How would you describe your work?
I do a variety of things that would fall under the umbrella of “work.” I design logos and publicity materials. I curate art shows, make books, and draw pictures. Generally, I think of my work as making the world a more beautiful place, one project at a time.
As an image-bearer of God, how does your work reflect some aspect of God’s work?
In Genesis 1, God was creative. He made things, and they were good. Therefore, I see myself as an image-bearer in being a “maker of good.” When I think about what I do—whether it is graphic design, creating books, or pulling prints—it’s all about making good. And “good” shouldn’t be confused with “nice “ or “sweet.” Good is a protest against the moral decay around us. Good is fountains of water in the desert. Good is iron that sharpens iron. Good adds to the beauty. Good is redemptive.
How does your work give you a unique vantage point into the brokenness of the world?
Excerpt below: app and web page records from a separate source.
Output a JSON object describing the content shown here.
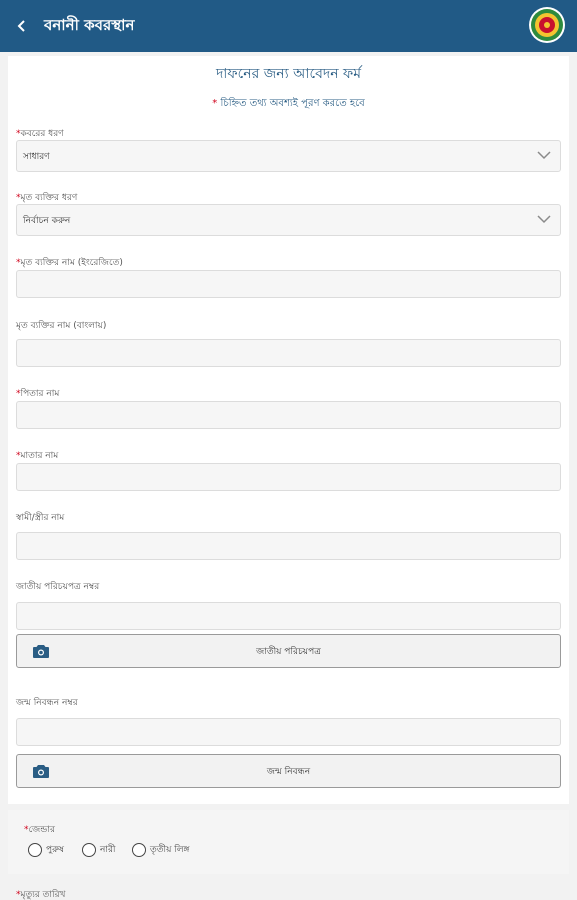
{
  "appbar": {
    "title": "বনানী কবরস্থান",
    "back_icon": "chevron-left-icon",
    "logo": "city-corporation-logo"
  },
  "form": {
    "title": "দাফনের জন্য আবেদন ফর্ম",
    "note_star": "*",
    "note": "চিহ্নিত তথ্য অবশ্যই পূরণ করতে হবে",
    "fields": {
      "grave_type": {
        "star": "*",
        "label": "কবরের ধরণ",
        "value": "সাধারণ"
      },
      "deceased_type": {
        "star": "*",
        "label": "মৃত ব্যক্তির ধরণ",
        "value": "নির্বাচন করুন"
      },
      "name_english": {
        "star": "*",
        "label": "মৃত ব্যক্তির নাম (ইংরেজিতে)",
        "value": ""
      },
      "name_bangla": {
        "label": "মৃত ব্যক্তির নাম (বাংলায়)",
        "value": ""
      },
      "father_name": {
        "star": "*",
        "label": "পিতার নাম",
        "value": ""
      },
      "mother_name": {
        "star": "*",
        "label": "মাতার নাম",
        "value": ""
      },
      "spouse_name": {
        "label": "স্বামী/স্ত্রীর নাম",
        "value": ""
      },
      "nid_number": {
        "label": "জাতীয় পরিচয়পত্র নম্বর",
        "value": ""
      },
      "nid_photo_button": "জাতীয় পরিচয়পত্র",
      "birth_reg_number": {
        "label": "জন্ম নিবন্ধন নম্বর",
        "value": ""
      },
      "birth_reg_photo_button": "জন্ম নিবন্ধন"
    },
    "gender": {
      "star": "*",
      "label": "জেন্ডার",
      "options": [
        "পুরুষ",
        "নারী",
        "তৃতীয় লিঙ্গ"
      ]
    },
    "date_of_death": {
      "star": "*",
      "label": "মৃত্যুর তারিখ"
    }
  },
  "colors": {
    "appbar": "#215a86",
    "required_star": "#d0021b",
    "title": "#2a5d84"
  }
}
I often feel that my work magnifies the reality of the fall of Babel. My clients often struggle to put into words what they want. And once we’ve communicated clearly to each other, there comes even more work translating those ideas into a visual language their customer will understand. It can often feel muddled and bent.
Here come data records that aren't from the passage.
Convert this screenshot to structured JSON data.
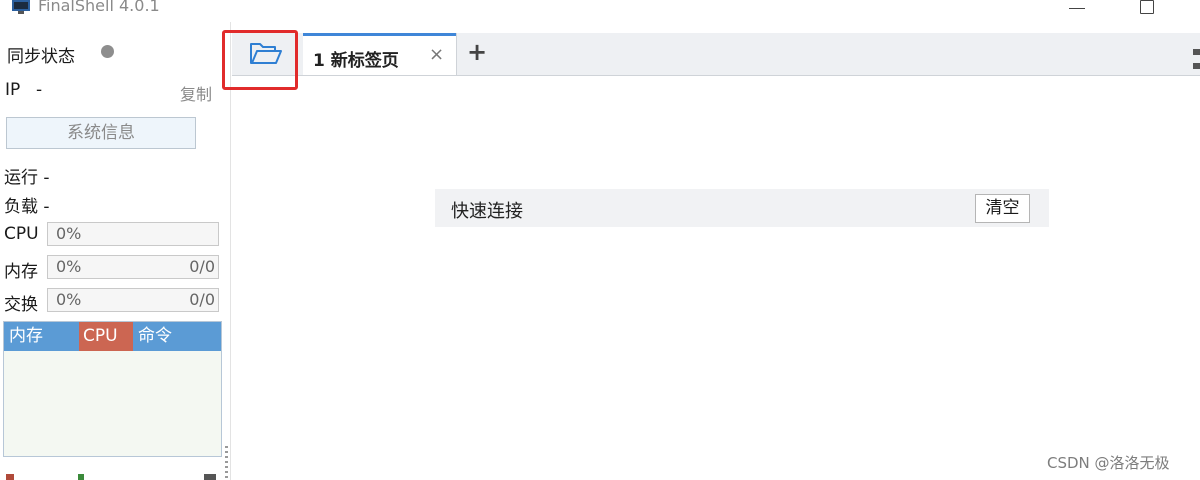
{
  "window": {
    "title": "FinalShell 4.0.1",
    "icon": "terminal-app-icon"
  },
  "sidebar": {
    "sync_label": "同步状态",
    "sync_status_color": "#8e8e8e",
    "ip_label": "IP",
    "ip_value": "-",
    "copy_label": "复制",
    "sysinfo_button": "系统信息",
    "uptime_label": "运行 -",
    "load_label": "负载 -",
    "cpu": {
      "label": "CPU",
      "percent": "0%"
    },
    "memory": {
      "label": "内存",
      "percent": "0%",
      "ratio": "0/0"
    },
    "swap": {
      "label": "交换",
      "percent": "0%",
      "ratio": "0/0"
    },
    "process_table": {
      "columns": [
        "内存",
        "CPU",
        "命令"
      ],
      "active_column_color": "#cc6652",
      "header_color": "#5b9bd5"
    }
  },
  "tabs": {
    "open_icon": "folder-open-icon",
    "items": [
      {
        "label": "1 新标签页",
        "active": true
      }
    ],
    "close_glyph": "×",
    "add_glyph": "+"
  },
  "quick_connect": {
    "label": "快速连接",
    "clear_button": "清空"
  },
  "watermark": "CSDN @洛洛无极",
  "colors": {
    "accent": "#3f86d8",
    "highlight": "#e12b2b"
  }
}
I also struggle with having to reduce my work into quarter-hour increments for billing purposes. I realize that often I can’t bill for the time it actually takes to make what’s good. That creates tension in me and between me and my clients.
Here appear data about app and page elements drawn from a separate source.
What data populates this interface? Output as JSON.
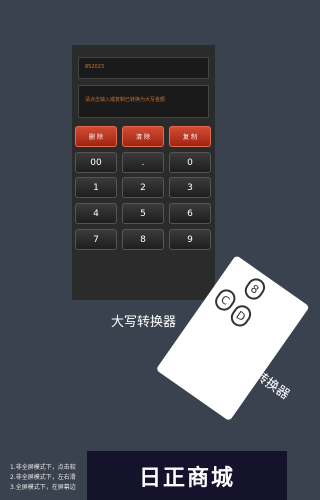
{
  "calculator": {
    "number_display": "852023",
    "result_display": "请点击输入或复制已转换为大写金额",
    "action_buttons": [
      "删 除",
      "清 除",
      "复 制"
    ],
    "keypad": [
      [
        "00",
        ".",
        "0"
      ],
      [
        "1",
        "2",
        "3"
      ],
      [
        "4",
        "5",
        "6"
      ],
      [
        "7",
        "8",
        "9"
      ]
    ]
  },
  "app_title": "大写转换器",
  "side_app": {
    "title": "进制转换器",
    "circles": [
      "8",
      "C",
      "D"
    ]
  },
  "notes": [
    "1.非全屏模式下，点击软",
    "2.非全屏模式下，左右滑",
    "3.全屏模式下，在屏幕边"
  ],
  "banner_text": "日正商城"
}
Jesus commands us to “love our neighbors as ourselves.” How does your work function as an opportunity to love and serve others?
I always tell people that graphic design is loving your neighbor—that is, if it’s done right. It’s tempting as an artist to steer projects in a direction that makes me look good and promotes my agenda. But instead it’s my job to make my client look good and to communicate his or her goals as clearly and beautifully as possible. Sometimes that means challenging the client and loving them by telling them what they thought they wanted was actually ugly or is ineffective. And often this means making something less elegant because it’s beyond the scope of what they can afford or more than what they desire.
Ultimately I serve people by giving them good. When people come to me with graphic design needs, I picture them coming with empty hands. I want fill those hands and, by God’s grace, I want to fill them to overflowing.